Dreaming Out Loud
"These essays challenge and inspire, but, more important, they speak the truth about writing and offer guidance and warning to those who would follow in the footsteps of these individuals. A useful resource in both African American literature and creative writing courses, this is an accessible compendium of essays on the aesthetics and vocations of African American writers, cataloguing their ideals and their struggles with creating their fictional art."—Choice
“What is to be appreciated in this collection of writers working on a black American version of a dream, comes straight down, or up, the pike. The facts are that this volume repeatedly carries an essential epic necessity for our nation. One may or may not agree with every selection, but one can always count on a scholar as serious as Horace Porter to live up to the down home fairness so important to human depths his rearing offered, and demanded of him.”—Stanley Crouch, cultural critic and author, Don't the Moon Look Lonesome?
“A scholar who both admires and understands writers, Horace Porter has given us groundbreaking studies of Baldwin and Ellison. And now in the pages of this anthology he has brought together a number of illuminating essays by some of our most important novelists, a singular achievement that charts the extraordinary ways the work gets done.”—Jeffery Renard Allen, author, Song of the Shank
“Dreaming Out Loud contains a wide-ranging selection of eloquent, insightful, and provocative writings by African American novelists about the practice and power of fiction-writing. In this brilliantly edited volume, Horace Porter, the distinguished literary scholar, has brought together deeply influential essays by many of the leading novelists of the twentieth and twenty-first centuries. This book will be immensely valuable to general readers and scholars of African American literature alike.”—Valerie Smith, co-general editor, The Norton Anthology of African American Literature, 3rd edition
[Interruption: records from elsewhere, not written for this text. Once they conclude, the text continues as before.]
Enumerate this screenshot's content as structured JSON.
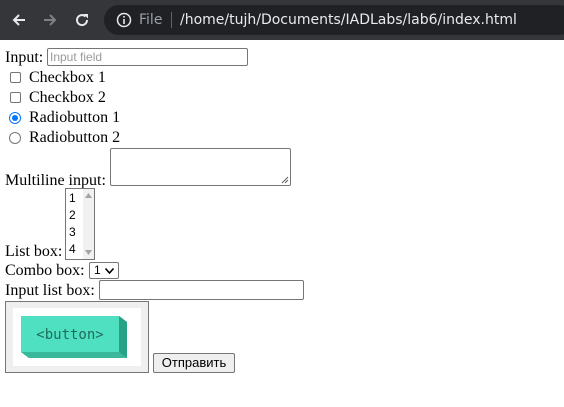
{
  "browser": {
    "scheme": "File",
    "url": "/home/tujh/Documents/IADLabs/lab6/index.html"
  },
  "form": {
    "input_label": "Input:",
    "input_placeholder": "Input field",
    "checkbox1_label": "Checkbox 1",
    "checkbox1_checked": false,
    "checkbox2_label": "Checkbox 2",
    "checkbox2_checked": false,
    "radio1_label": "Radiobutton 1",
    "radio1_checked": true,
    "radio2_label": "Radiobutton 2",
    "radio2_checked": false,
    "multiline_label": "Multiline input:",
    "listbox_label": "List box:",
    "listbox_options": [
      "1",
      "2",
      "3",
      "4"
    ],
    "combo_label": "Combo box:",
    "combo_value": "1",
    "input_list_label": "Input list box:",
    "image_button_text": "<button>",
    "submit_label": "Отправить"
  },
  "colors": {
    "chrome_bg": "#35363a",
    "omnibox_bg": "#202124",
    "radio_accent": "#0075ff",
    "image_button_face": "#4ee0c0"
  }
}
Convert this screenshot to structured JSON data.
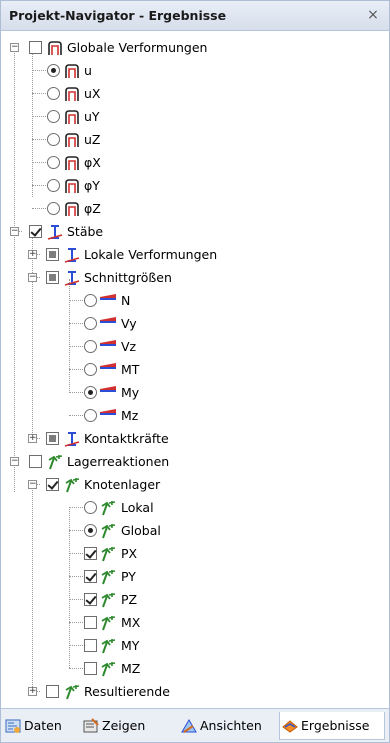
{
  "panel": {
    "title": "Projekt-Navigator - Ergebnisse",
    "close_glyph": "×"
  },
  "tree": {
    "global": {
      "label": "Globale Verformungen",
      "items": [
        "u",
        "uX",
        "uY",
        "uZ",
        "φX",
        "φY",
        "φZ"
      ],
      "selected": "u"
    },
    "staebe": {
      "label": "Stäbe",
      "lokale": "Lokale Verformungen",
      "schnitt": {
        "label": "Schnittgrößen",
        "items": [
          "N",
          "Vy",
          "Vz",
          "MT",
          "My",
          "Mz"
        ],
        "selected": "My"
      },
      "kontakt": "Kontaktkräfte"
    },
    "lager": {
      "label": "Lagerreaktionen",
      "knoten": {
        "label": "Knotenlager",
        "radios": [
          "Lokal",
          "Global"
        ],
        "selected": "Global",
        "checks": [
          {
            "label": "PX",
            "checked": true
          },
          {
            "label": "PY",
            "checked": true
          },
          {
            "label": "PZ",
            "checked": true
          },
          {
            "label": "MX",
            "checked": false
          },
          {
            "label": "MY",
            "checked": false
          },
          {
            "label": "MZ",
            "checked": false
          }
        ]
      },
      "resultierende": "Resultierende"
    }
  },
  "tabs": {
    "daten": "Daten",
    "zeigen": "Zeigen",
    "ansichten": "Ansichten",
    "ergebnisse": "Ergebnisse",
    "active": "ergebnisse"
  },
  "colors": {
    "accent_blue": "#2a4fd6",
    "accent_red": "#d23030",
    "support_green": "#2f8a2f"
  }
}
Dreaming Out Loud brings together essays by many of the most well-known and respected African American writers of the twentieth and twenty-first centuries, discussing various aspects of the vocation, craft, and art of writing fiction. Though many of the writers included here are also accomplished poets, essayists, and playwrights, this collection and the essays it contains remains focused on the novel as a genre and an art form.
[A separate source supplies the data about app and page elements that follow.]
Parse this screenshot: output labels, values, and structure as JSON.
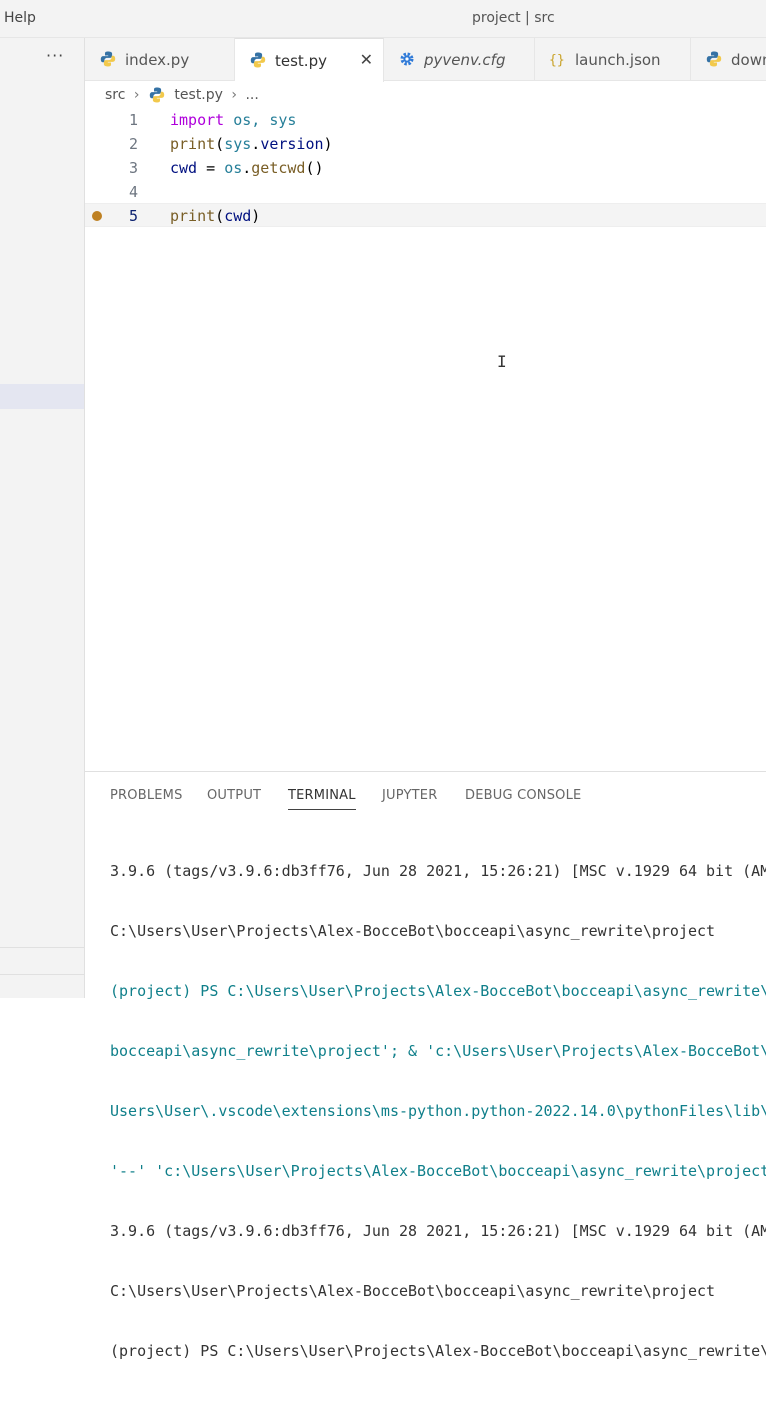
{
  "titlebar": {
    "menu_help": "Help",
    "window_title": "project | src"
  },
  "sidebar": {
    "more_label": "···"
  },
  "tabs": [
    {
      "label": "index.py",
      "icon": "python-icon",
      "active": false
    },
    {
      "label": "test.py",
      "icon": "python-icon",
      "active": true,
      "close": "✕"
    },
    {
      "label": "pyvenv.cfg",
      "icon": "gear-icon",
      "active": false
    },
    {
      "label": "launch.json",
      "icon": "json-icon",
      "active": false
    },
    {
      "label": "down",
      "icon": "python-icon",
      "active": false
    }
  ],
  "breadcrumb": {
    "folder": "src",
    "file": "test.py",
    "ellipsis": "..."
  },
  "editor": {
    "lines": [
      {
        "num": "1"
      },
      {
        "num": "2"
      },
      {
        "num": "3"
      },
      {
        "num": "4"
      },
      {
        "num": "5"
      }
    ],
    "code": {
      "l1_kw": "import",
      "l1_rest": " os, sys",
      "l2_fn": "print",
      "l2_p1": "(",
      "l2_mod": "sys",
      "l2_dot": ".",
      "l2_attr": "version",
      "l2_p2": ")",
      "l3_var": "cwd",
      "l3_eq": " = ",
      "l3_mod": "os",
      "l3_dot": ".",
      "l3_fn": "getcwd",
      "l3_paren": "()",
      "l5_fn": "print",
      "l5_p1": "(",
      "l5_var": "cwd",
      "l5_p2": ")"
    },
    "breakpoint_line": "5",
    "cursor_glyph": "I"
  },
  "panel": {
    "tabs": [
      "PROBLEMS",
      "OUTPUT",
      "TERMINAL",
      "JUPYTER",
      "DEBUG CONSOLE"
    ],
    "active_tab": "TERMINAL",
    "terminal_lines": [
      "3.9.6 (tags/v3.9.6:db3ff76, Jun 28 2021, 15:26:21) [MSC v.1929 64 bit (AM",
      "C:\\Users\\User\\Projects\\Alex-BocceBot\\bocceapi\\async_rewrite\\project",
      "(project) PS C:\\Users\\User\\Projects\\Alex-BocceBot\\bocceapi\\async_rewrite\\",
      "bocceapi\\async_rewrite\\project'; & 'c:\\Users\\User\\Projects\\Alex-BocceBot\\",
      "Users\\User\\.vscode\\extensions\\ms-python.python-2022.14.0\\pythonFiles\\lib\\",
      "'--' 'c:\\Users\\User\\Projects\\Alex-BocceBot\\bocceapi\\async_rewrite\\project",
      "3.9.6 (tags/v3.9.6:db3ff76, Jun 28 2021, 15:26:21) [MSC v.1929 64 bit (AM",
      "C:\\Users\\User\\Projects\\Alex-BocceBot\\bocceapi\\async_rewrite\\project",
      "(project) PS C:\\Users\\User\\Projects\\Alex-BocceBot\\bocceapi\\async_rewrite\\"
    ]
  },
  "colors": {
    "keyword": "#af00db",
    "function": "#795e26",
    "variable": "#001080",
    "module": "#267f99",
    "breakpoint": "#be8022",
    "terminal_path_teal": "#0f7f8a"
  }
}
Some essays explore the challenges of being an African American writer in the United States, broadly addressing aesthetic and racial prejudice in American publishing and literature and its changing face over the decades. Others are more specific and personal, recounting how the authors came to be a reader and writer in a culture that did not always encourage them to do so. Some are more general and focus on practice and craft, while still other essays offer detailed behind-the-scenes accounts of how famous novels, such as Native Son, Invisible Man, The Autobiography of Miss Jane Pittman, and The Color Purple, came to life. Ranging from the Harlem Renaissance, through the Civil Rights movement, and into the twenty-first century, this anthology explores what it has meant to be an African American novelist over the past hundred years.
Found within are essays by twenty-one African American novelists, including Nobel Prize winner Toni Morrison, National Book Award winners Ralph Ellison and Charles Johnson, Pulitzer Prize winners Alice Walker and James Alan McPherson, and well-known canonical writers such as W. E. B. Du Bois, James Weldon Johnson, Langston Hughes, Richard Wright, Zora Neale Hurston, and Margaret Walker. Dreaming Out Loud seeks to inspire writers and readers alike, while offering a fascinating and important portrait of novelists at work in their own words.
James Baldwin, Arna Bontemps, W. E. B. Du Bois, Ralph Ellison, Ernest Gaines, Chester Himes, Langston Hughes, Zora Neale Hurston, Charles Johnson, James Weldon Johnson, Gayl Jones, Terry McMillan, James Alan McPherson, Toni Morrison, Walter Mosley, Ishmael Reed, Martha Southgate, Alice Walker, Margaret Walker, John Edgar Wideman, Richard Wright